When a metal comes in contact of an oxidizing gas at high temperature, it is corroded by direct reaction with gas that even doesn’t need an electrolyte. This kind of corrosion is known as tarnishing, high temperature oxidation and scaling. The corrosion rate increases considerably with increase in temperature in case of general steels and stainless steel materials. A dense surface layer is developed due to reaction at gas-metal interface that results into cation-anion transfer through the layer which acts as electrolyte. For regular nonporous scales, ionic transport through the scale is the rate-controlling process. The heat stability, defect structure of ions and specific morphological characteristics of the layer produced are essential factors to determine the corrosion resistance offered by an alloy in a particular environment.
The initial surface film development is very fast. If it is a non-porous solid and fully encloses the metal surface, the reaction rate decreases as soon as the thickness level becomes sufficient for the transport of reactive species via the layer then the corrosion rate is controlled. The after corrosion rate is based on the details of this transfer mechanism that could be because of electrical potential or concentration gradients or to migration alongside the preferential paths and hence may correspond to various rate laws.
At the elevated temperatures, the growth of mildly security oxides can be fast. A perfect protective oxide should comprise of the following properties
- Large thermodynamic stability so that it develops before the other reaction products are created in the given conditions.
- Small vapour pressure to develop solid oxides that doesn’t lose in the media
- Small coefficient of diffusion of reactants to possess the mild development rate of layer
- High melting point
- Good adherence to the metal substrate that often includes a coefficient of thermal expansion near to the metal and adequate high temperature plasticity to prevent fracture from differential thermal expansion stresses that can be created from thermal cycling.
The high temperature layers are often considered as oxides even also as sulphides, carbides or combination of them. The oxides and sulphides are semiconductor in nature. Meanwhile the sulphides are less secure as compare to oxides.
Oxidation at the Elevated Temperature
The alloys recommended for high temperature corrosion applications have the potential to develop security oxide layers. Otherwise where the alloy has supreme high temperature strength characteristics, it should be secured by a specific coating material. The most reliable protective oxides are Cr2O3, Al2O3 and SiO2. The oxides of Al2O3 in the pure form have the slightest transport rates for metal and oxygen ions and hence offer the great resistance to oxidation.
The alloying needs for the development of specific oxide scales are based on alloy composition and required application temperature.

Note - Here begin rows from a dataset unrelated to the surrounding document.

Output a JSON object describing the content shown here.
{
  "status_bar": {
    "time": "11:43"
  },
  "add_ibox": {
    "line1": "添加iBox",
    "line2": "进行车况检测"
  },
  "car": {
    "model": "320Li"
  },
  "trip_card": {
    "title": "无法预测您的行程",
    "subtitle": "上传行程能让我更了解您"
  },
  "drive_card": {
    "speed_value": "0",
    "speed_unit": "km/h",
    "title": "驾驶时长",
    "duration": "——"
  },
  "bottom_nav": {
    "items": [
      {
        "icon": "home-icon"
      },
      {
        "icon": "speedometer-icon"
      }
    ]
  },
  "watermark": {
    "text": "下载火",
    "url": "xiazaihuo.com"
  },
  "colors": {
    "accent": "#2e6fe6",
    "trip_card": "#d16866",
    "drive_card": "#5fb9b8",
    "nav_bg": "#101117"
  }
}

The Nickel based Hastelloy C-276 wire and other grades are designed for the service in the high temperature oxidizing media. These alloys form an adherent oxide layer that significantly slows down the oxidation rate at temperature limits above 1000oC. Therefore they are a recommended material for use in the high temperature corrosive environments.